> [Task item]: Return every line of the data below that includes the string "JSON".

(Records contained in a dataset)
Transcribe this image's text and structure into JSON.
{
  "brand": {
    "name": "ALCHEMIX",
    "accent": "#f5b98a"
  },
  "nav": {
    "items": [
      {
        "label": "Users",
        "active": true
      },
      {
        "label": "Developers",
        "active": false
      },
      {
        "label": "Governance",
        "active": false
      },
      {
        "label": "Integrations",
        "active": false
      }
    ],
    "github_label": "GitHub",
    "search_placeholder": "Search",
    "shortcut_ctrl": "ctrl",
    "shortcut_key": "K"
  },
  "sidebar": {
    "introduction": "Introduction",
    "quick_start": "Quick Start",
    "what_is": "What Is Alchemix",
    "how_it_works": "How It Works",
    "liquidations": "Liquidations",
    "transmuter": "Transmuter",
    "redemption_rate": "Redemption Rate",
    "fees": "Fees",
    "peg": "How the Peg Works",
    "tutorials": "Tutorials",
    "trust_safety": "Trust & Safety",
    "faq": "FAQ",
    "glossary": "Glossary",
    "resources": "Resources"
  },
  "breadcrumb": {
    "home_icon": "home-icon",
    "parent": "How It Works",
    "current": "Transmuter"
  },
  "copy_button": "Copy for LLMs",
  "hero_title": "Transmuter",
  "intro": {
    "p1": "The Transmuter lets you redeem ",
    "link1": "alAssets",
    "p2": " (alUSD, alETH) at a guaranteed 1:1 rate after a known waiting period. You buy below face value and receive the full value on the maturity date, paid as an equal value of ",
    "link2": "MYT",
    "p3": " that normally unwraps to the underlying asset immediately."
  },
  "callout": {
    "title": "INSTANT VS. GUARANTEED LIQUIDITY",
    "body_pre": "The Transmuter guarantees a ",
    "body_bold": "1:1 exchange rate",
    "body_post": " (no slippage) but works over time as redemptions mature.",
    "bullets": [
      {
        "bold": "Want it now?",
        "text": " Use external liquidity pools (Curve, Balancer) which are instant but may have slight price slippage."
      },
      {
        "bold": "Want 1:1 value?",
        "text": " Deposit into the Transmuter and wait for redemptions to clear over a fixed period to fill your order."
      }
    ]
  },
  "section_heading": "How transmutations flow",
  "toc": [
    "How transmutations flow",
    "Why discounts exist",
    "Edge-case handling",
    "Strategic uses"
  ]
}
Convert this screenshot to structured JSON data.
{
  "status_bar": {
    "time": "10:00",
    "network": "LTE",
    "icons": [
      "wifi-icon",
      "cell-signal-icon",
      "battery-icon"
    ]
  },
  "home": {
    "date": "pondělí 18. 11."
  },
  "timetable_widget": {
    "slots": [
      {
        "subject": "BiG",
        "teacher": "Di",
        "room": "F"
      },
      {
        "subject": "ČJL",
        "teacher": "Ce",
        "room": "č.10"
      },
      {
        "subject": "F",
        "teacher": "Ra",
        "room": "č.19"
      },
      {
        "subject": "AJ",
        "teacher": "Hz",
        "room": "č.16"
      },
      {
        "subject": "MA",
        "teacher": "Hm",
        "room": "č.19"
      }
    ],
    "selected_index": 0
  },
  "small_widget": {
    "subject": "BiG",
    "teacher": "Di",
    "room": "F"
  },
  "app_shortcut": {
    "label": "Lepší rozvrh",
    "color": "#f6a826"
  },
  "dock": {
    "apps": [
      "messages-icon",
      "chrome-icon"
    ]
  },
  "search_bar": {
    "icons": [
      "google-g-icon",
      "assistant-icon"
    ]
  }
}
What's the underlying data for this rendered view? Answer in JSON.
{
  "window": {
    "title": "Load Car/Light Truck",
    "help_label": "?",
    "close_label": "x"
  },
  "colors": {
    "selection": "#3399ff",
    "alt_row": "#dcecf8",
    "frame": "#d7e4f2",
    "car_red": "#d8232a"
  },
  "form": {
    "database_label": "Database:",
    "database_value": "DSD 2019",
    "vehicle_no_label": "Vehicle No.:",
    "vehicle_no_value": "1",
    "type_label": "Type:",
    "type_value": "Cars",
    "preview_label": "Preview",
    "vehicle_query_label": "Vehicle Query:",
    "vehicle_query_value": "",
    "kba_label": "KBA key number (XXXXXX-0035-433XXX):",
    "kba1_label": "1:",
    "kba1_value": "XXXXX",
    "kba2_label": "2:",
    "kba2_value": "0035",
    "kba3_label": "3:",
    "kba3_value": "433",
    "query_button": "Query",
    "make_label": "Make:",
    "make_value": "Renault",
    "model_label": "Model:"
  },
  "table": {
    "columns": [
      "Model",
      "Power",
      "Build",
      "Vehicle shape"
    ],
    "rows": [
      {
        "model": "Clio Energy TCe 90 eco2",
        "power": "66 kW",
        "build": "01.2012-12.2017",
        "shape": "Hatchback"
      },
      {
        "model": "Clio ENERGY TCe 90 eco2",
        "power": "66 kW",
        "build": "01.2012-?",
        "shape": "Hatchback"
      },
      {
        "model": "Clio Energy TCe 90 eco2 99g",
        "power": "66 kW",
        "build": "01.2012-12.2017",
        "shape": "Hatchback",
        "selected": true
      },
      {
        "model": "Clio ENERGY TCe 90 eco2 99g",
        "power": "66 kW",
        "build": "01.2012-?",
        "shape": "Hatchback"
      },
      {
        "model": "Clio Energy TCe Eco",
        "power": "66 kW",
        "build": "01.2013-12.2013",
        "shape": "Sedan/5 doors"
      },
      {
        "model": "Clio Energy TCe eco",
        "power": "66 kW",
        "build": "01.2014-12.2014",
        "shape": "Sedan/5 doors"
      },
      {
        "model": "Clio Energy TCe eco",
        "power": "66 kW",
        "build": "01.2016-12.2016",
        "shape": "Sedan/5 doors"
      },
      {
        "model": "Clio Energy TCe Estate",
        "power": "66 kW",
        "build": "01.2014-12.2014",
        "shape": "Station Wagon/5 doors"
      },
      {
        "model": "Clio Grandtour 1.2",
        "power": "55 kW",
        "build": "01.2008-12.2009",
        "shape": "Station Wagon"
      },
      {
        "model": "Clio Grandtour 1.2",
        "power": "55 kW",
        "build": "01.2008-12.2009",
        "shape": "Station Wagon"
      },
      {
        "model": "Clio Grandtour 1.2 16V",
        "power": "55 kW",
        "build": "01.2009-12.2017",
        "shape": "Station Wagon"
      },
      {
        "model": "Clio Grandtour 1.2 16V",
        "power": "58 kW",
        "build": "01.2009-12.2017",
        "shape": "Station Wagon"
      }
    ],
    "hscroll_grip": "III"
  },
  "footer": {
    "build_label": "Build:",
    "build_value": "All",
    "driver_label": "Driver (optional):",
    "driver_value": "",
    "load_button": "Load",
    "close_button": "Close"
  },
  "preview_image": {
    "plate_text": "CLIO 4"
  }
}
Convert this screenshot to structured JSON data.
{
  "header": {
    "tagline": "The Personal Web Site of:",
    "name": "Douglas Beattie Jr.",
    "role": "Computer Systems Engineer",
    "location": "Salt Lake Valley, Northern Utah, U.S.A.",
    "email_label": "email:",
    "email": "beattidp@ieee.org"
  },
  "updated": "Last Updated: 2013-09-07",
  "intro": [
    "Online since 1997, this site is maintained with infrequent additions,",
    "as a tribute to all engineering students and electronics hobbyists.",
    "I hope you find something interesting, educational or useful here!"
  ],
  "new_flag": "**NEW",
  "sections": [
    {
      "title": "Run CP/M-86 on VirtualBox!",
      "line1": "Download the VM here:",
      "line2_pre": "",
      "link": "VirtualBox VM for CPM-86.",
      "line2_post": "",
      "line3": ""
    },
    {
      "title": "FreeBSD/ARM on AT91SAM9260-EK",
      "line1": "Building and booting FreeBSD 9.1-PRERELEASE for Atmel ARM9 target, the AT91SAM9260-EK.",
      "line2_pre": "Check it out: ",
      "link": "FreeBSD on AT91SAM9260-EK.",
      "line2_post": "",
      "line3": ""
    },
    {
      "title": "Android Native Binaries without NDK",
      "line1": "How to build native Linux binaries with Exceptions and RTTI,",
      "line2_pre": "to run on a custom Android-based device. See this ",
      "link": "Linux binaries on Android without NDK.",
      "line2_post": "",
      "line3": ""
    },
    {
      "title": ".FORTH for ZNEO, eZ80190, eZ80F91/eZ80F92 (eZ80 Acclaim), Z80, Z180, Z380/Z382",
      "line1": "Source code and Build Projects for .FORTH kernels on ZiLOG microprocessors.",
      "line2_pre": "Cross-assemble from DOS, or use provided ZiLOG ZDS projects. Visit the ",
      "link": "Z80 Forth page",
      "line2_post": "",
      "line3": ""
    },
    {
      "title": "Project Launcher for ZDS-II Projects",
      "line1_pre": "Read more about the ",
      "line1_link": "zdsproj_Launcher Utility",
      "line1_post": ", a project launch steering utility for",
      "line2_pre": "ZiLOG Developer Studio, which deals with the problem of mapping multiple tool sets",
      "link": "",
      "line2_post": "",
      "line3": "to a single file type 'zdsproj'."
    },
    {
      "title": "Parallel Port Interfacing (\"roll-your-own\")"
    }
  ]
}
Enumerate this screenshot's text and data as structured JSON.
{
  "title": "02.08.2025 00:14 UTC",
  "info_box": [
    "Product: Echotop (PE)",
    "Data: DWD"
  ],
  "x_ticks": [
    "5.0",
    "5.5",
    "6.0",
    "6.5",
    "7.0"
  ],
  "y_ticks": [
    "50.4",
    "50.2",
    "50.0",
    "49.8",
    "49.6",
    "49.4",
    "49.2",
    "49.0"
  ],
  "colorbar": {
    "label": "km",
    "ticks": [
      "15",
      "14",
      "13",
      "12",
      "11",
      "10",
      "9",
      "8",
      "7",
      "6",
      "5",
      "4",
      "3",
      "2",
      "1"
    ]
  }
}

> [Answer box]:
Transcribe this image's text and structure into JSON.
Convert this screenshot to structured JSON data.
What's the underlying data for this rendered view? Answer in JSON.
Convert this screenshot to structured JSON data.
Enumerate this screenshot's text and data as structured JSON.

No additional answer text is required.